How the Free Market Works in Health Care

Three things matter in health care: price, quality, and facilities. Price is the easiest to find out.

If the free market could work in health care, you would upload your x-rays and other information to a secure site. Doctors could then submit bids on the procedures. Then you can check the credentials of the surgeons. Form a relationship with your selected physician before any transaction is made. This online marketplace for joint replacements, diagnostic tests, and other common surgical procedures can be found at MediBid.

MediBid has grown in the past four years into a thriving online market for health care. Last year, they received 3,500 patient requests, with 12,000 bids made on those requests. The average knee replacement on MediBid costs about $15,000, while most U.S. hospitals bill $60,000. Canadians, American individuals, and employers all end up paying half as much as they could be charged, even with insurance.

Medical tourism has three requirements: be willing to travel, pay up front, and there is no insurance company interference before or after the procedure is complete. MediBid patients save 70% on MRI scans, 63% on CT scans, 53% on colonoscopies, and 35% on ultrasounds.

MediBid currently has 265,000 paid individuals who use MediBid to shop for medical care, including 83 employer groups. Employers using MediBid save between 40% and 65%. As hospitals lose more patients to other cities and facilities, perhaps they will compete on price themselves.

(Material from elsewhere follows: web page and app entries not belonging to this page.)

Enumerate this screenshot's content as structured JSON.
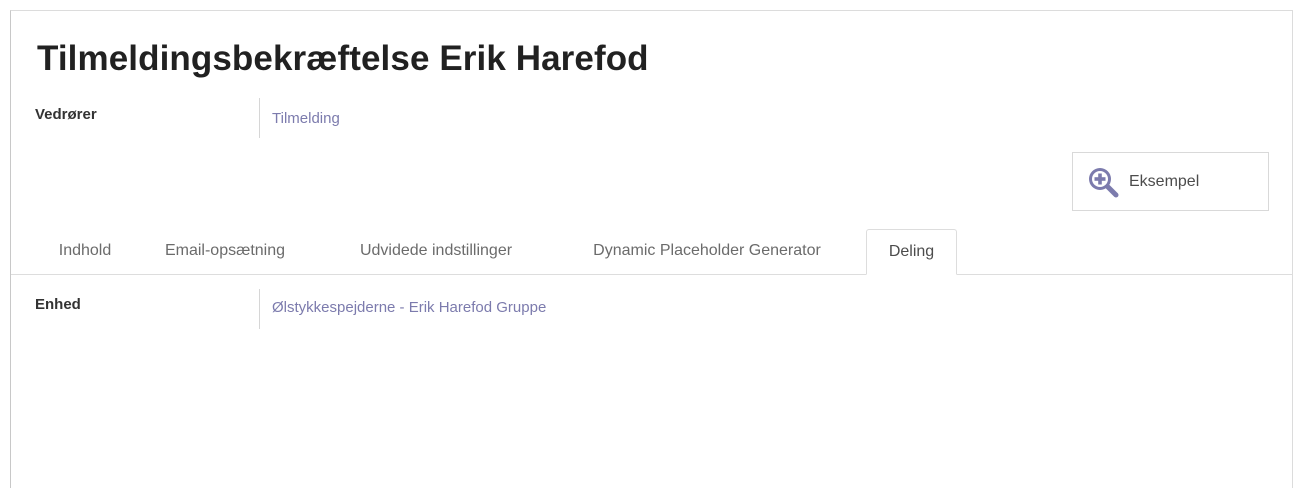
{
  "page": {
    "title": "Tilmeldingsbekræftelse Erik Harefod"
  },
  "fields": {
    "vedrorer": {
      "label": "Vedrører",
      "value": "Tilmelding"
    },
    "enhed": {
      "label": "Enhed",
      "value": "Ølstykkespejderne - Erik Harefod Gruppe"
    }
  },
  "preview_button": {
    "label": "Eksempel",
    "icon": "zoom-in-icon"
  },
  "tabs": [
    {
      "label": "Indhold",
      "active": false
    },
    {
      "label": "Email-opsætning",
      "active": false
    },
    {
      "label": "Udvidede indstillinger",
      "active": false
    },
    {
      "label": "Dynamic Placeholder Generator",
      "active": false
    },
    {
      "label": "Deling",
      "active": true
    }
  ],
  "colors": {
    "link": "#7c7bad",
    "icon": "#7c7bad",
    "title": "#212121"
  }
}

All photos used are sourced from:
Goodman, John C. “Can The Market Really Work In Health Care?” Opinion. Forbes, 22 May 2018. Web. 23 May 2018.